PETALING JAYA: The organisation set up in memory of Teoh Beng Hock has called for an investigation on possible corruption in an inquest into the death of the late DAP officer, following a recent graft charge slapped on the judge who presided over the inquest.
The Teoh Beng Hock Trust for Democracy said the government should conduct a probe “on the possible undue influence and monetary benefits” in the 2010 inquest presided by Sessions Court judge Azmil Muntapha Abas, who then issued an open verdict.

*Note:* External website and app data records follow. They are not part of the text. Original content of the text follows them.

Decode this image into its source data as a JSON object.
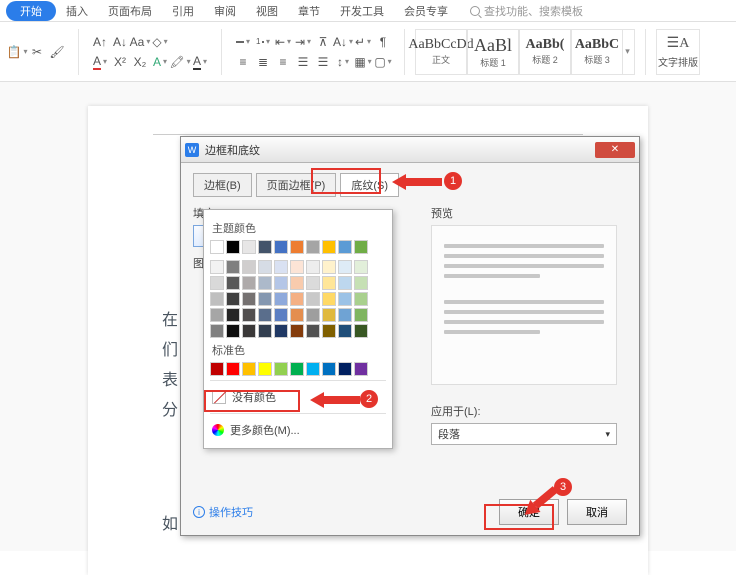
{
  "ribbon": {
    "tabs": {
      "start": "开始",
      "insert": "插入",
      "layout": "页面布局",
      "ref": "引用",
      "review": "审阅",
      "view": "视图",
      "section": "章节",
      "dev": "开发工具",
      "vip": "会员专享"
    },
    "search_placeholder": "查找功能、搜索模板",
    "styles": {
      "s0": {
        "sample": "AaBbCcDd",
        "label": "正文"
      },
      "s1": {
        "sample": "AaBl",
        "label": "标题 1"
      },
      "s2": {
        "sample": "AaBb(",
        "label": "标题 2"
      },
      "s3": {
        "sample": "AaBbC",
        "label": "标题 3"
      }
    },
    "para_arrange": "文字排版"
  },
  "page_text": {
    "l0": "在",
    "l1": "们",
    "l2": "表",
    "l3": "分",
    "l4": "如"
  },
  "dialog": {
    "title": "边框和底纹",
    "tabs": {
      "border": "边框(B)",
      "page_border": "页面边框(P)",
      "shading": "底纹(S)"
    },
    "fill_label": "填充",
    "fill_value": "没有颜色",
    "preview_label": "预览",
    "applyto_label": "应用于(L):",
    "applyto_value": "段落",
    "tips": "操作技巧",
    "ok": "确定",
    "cancel": "取消"
  },
  "color_panel": {
    "theme_label": "主题颜色",
    "std_label": "标准色",
    "no_color": "没有颜色",
    "more_colors": "更多颜色(M)...",
    "theme_row0": [
      "#ffffff",
      "#000000",
      "#e7e6e6",
      "#44546a",
      "#4472c4",
      "#ed7d31",
      "#a5a5a5",
      "#ffc000",
      "#5b9bd5",
      "#70ad47"
    ],
    "theme_shades": [
      [
        "#f2f2f2",
        "#7f7f7f",
        "#d0cece",
        "#d6dce5",
        "#d9e1f2",
        "#fce4d6",
        "#ededed",
        "#fff2cc",
        "#deebf6",
        "#e2efda"
      ],
      [
        "#d9d9d9",
        "#595959",
        "#aeaaaa",
        "#acb9ca",
        "#b4c6e7",
        "#f8cbad",
        "#dbdbdb",
        "#ffe699",
        "#bdd7ee",
        "#c6e0b4"
      ],
      [
        "#bfbfbf",
        "#404040",
        "#757171",
        "#8497b0",
        "#8ea9db",
        "#f4b084",
        "#c9c9c9",
        "#ffd966",
        "#9bc2e6",
        "#a9d08e"
      ],
      [
        "#a6a6a6",
        "#262626",
        "#524f4f",
        "#5a6e8c",
        "#5c7fc3",
        "#e48e4f",
        "#9e9e9e",
        "#e0b93e",
        "#6fa3d4",
        "#7fb560"
      ],
      [
        "#808080",
        "#0d0d0d",
        "#3a3838",
        "#333f50",
        "#203864",
        "#843c0c",
        "#525252",
        "#806000",
        "#1f4e79",
        "#385723"
      ]
    ],
    "std_colors": [
      "#c00000",
      "#ff0000",
      "#ffc000",
      "#ffff00",
      "#92d050",
      "#00b050",
      "#00b0f0",
      "#0070c0",
      "#002060",
      "#7030a0"
    ]
  },
  "badges": {
    "b1": "1",
    "b2": "2",
    "b3": "3"
  }
}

“The corruption charge shows the integrity of Azmil Muntapha Abas is questionable, and it raises doubt that there were undue influences and monetary benefits in previous cases ruled by him,” the trust’s chairman, Ng Geok Chee, said in a statement.
Azmil, a judge at the Kuala Kubu Baru Sessions Court, was charged early this month with accepting a bribe amounting RM17,500 in the release of undocumented migrant workers.
His open verdict in the 2011 inquest ruled that Teoh’s death was neither a suicide nor a homicide.
An appeals court overturned the verdict in 2014, ruling that Teoh’s death was caused by a fall as a result of, or accelerated by, an unlawful act or acts of persons unknown.
In 2009, Teoh, who was aide to then DAP assemblyman Ean Yong Hian Wah, was found dead on the fifth floor of Plaza Masalam in Shah Alam, hours after he was interrogated by the Malaysian Anti-Corruption Commission (MACC) at its office on the 14th floor of the same building.
A royal commission of inquiry concluded that Teoh was driven to suicide by the aggressive interrogation methods used by MACC officers.
The Teoh Beng Hock trust said any re-investigation of his death must probe all available clues and persons involved in the case, including MACC officers, policemen, coroner, pathologist and others.